The US Department of Energy (DOE) this week officially added copper to its critical materials list, marking the first time a US government agency has included copper on one of its official “critical” lists, following the examples of the European Union, Japan, India, Canada and China.
2023 Critical Materials Assessment, which evaluated materials for their criticality to global clean energy technology supply chains, focuses on key materials with high risk of supply disruption that are integral to clean energy technologies.
The DOE critical materials list will inform eligibility for tax credits under the Inflation Reduction Act 48C.
The final list includes aluminum, cobalt, copper, dysprosium, electrical steel, fluorine, gallium, iridium, lithium, magnesium, natural graphite, neodymium, nickel, platinum, praseodymium, terbium, silicon, and silicon carbide.
“As our nation continues the transition to a clean energy economy, it is our responsibility to anticipate critical material supply chains needed to manufacture our most promising clean energy generation, transmission, storage and end-use technologies, including solar panels, wind turbines, power electronics, lighting, and electric vehicles,” Alejandro Moreno, acting assistant secretary for DOE’s Office of Energy Efficiency and Renewable Energy said in the statement.
Moreno said that identifying and mitigating material criticality now will ensure that a clean energy future is possible “for decades to come.”
“The Copper Development Association (CDA) congratulates DOE on its thoughtful, forward-thinking analysis that resulted in copper’s inclusion on the Critical Materials list,” Andrew Kireta, Jr., CDA’s CEO, said in a separate statement.
“Copper is a major contributor to US economic and national security, and with copper demand projections doubling by 2035, primarily due to plans for the clean energy transition, electrification and clean water infrastructure.

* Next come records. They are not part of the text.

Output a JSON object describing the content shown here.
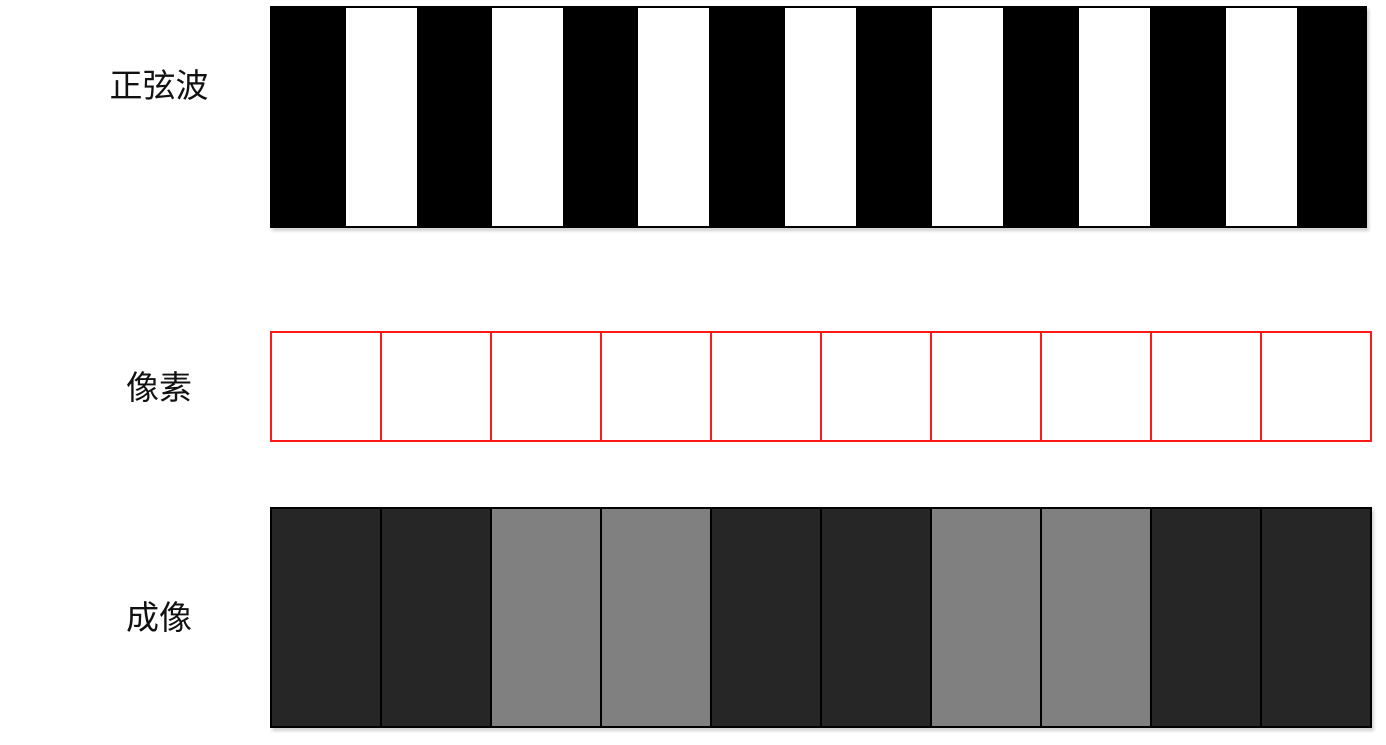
{
  "labels": {
    "wave": "正弦波",
    "pixels": "像素",
    "image": "成像"
  },
  "wave": {
    "stripes": [
      "black",
      "white",
      "black",
      "white",
      "black",
      "white",
      "black",
      "white",
      "black",
      "white",
      "black",
      "white",
      "black",
      "white",
      "black"
    ],
    "colors": {
      "black": "#000000",
      "white": "#ffffff"
    }
  },
  "pixels": {
    "count": 10,
    "border_color": "#ff1a1a"
  },
  "image": {
    "cells": [
      "dark",
      "dark",
      "gray",
      "gray",
      "dark",
      "dark",
      "gray",
      "gray",
      "dark",
      "dark"
    ],
    "colors": {
      "dark": "#262626",
      "gray": "#808080"
    }
  }
}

The nation would be defenseless without electricity and copper’s vital role in its generation, transmission, and distribution.”
Inclusion on the critical materials list reflects the reality that copper demand projections will require an increase in domestic production, the CDA noted.
The full Critical Minerals Assessment is seen here.